Times have changed the industries in Arizona. The 2017 Census of Agriculture found that only cattle, cotton, and citrus were economically significant to Arizona today.
The Grand Canyon State
Arizona is home to 22 national parks welcoming more than 7 million visitors every year. The Grand Canyon, considered one of the seven great natural wonders of the world, earned Arizona the nickname the “Grand Canyon State.” Located mainly in Arizona, Grand Canyon National Park became one of the first national parks established in the United States when it was christened by Teddy Roosevelt in 1908. Formed by the Colorado River 5 to 6 million years ago, the canyon is a staggering 277 miles long, 18 miles wide, and 1 mile deep—larger than the state of Rhode Island.
Arizona is also known for its stunning desert landscape.
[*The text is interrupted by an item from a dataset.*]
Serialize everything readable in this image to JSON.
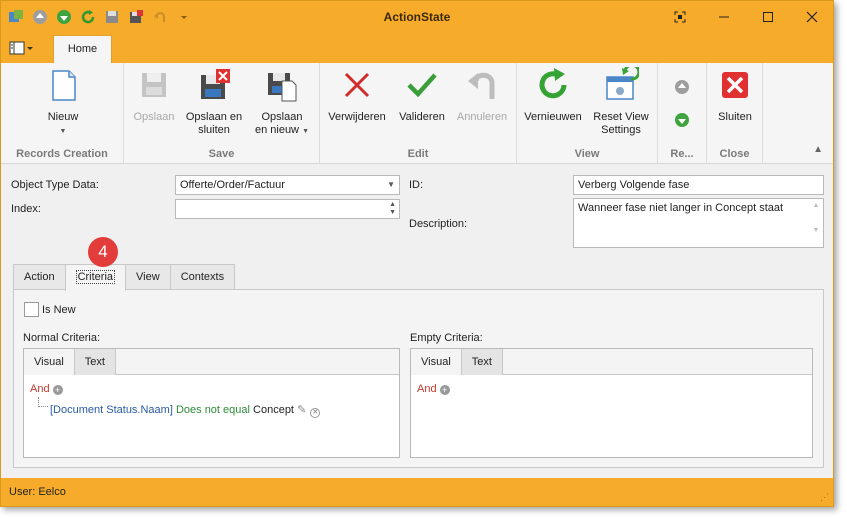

There are four deserts spread out across the state, each with unique animal and plant life. The Sonoran Desert is by far the largest desert in the state and the only place in the world where Saguaro cacti—the tall cacti with “arms”—grow. Other deserts include the Chihuahuan Desert, the Mojave Desert and the Great Basin Desert.
Date of Statehood: February 14, 1912
Population: 7,151,502 (2020)
Size: 113,990 square miles
Nickname(s): Grand Canyon State
Motto: Ditat Deus (“God enriches”)
Tree: Palo Verde
Flower: Saguaro Cactus Blossom
Bird: Cactus Wren
- Arizona’s official state flower is the Saguaro Cactus Blossom. The flower blooms in May and June in the middle of the night and closes the next day—surviving only 18 hours for pollination by nocturnal animals like bats and moths. The blossom grows on the Saguaro Cactus, which can reach more than 50 feet tall and live for over 200 years.
- Navajo people from Arizona were enlisted to transmit secret communications for the U.S. Marines after the Japanese bombed Pearl Harbor in 1941. Known as Navajo Code Talkers, these young men created an oral code the enemy was unable to decipher, fulfilling a crucial role during World War II and saving countless lives.
- Arizona is one of only two U.S. states that do not observe Daylight Saving Time. The one exception is the area occupied by the Navajo Nation in the northeast region of the state.
- Arizona’s diverse climate and geography can yield both the highest and lowest temperatures in the country within the same day.
- Arizona’s flag features a copper-colored star, acknowledging the state's role as the leading copper producer in the United States.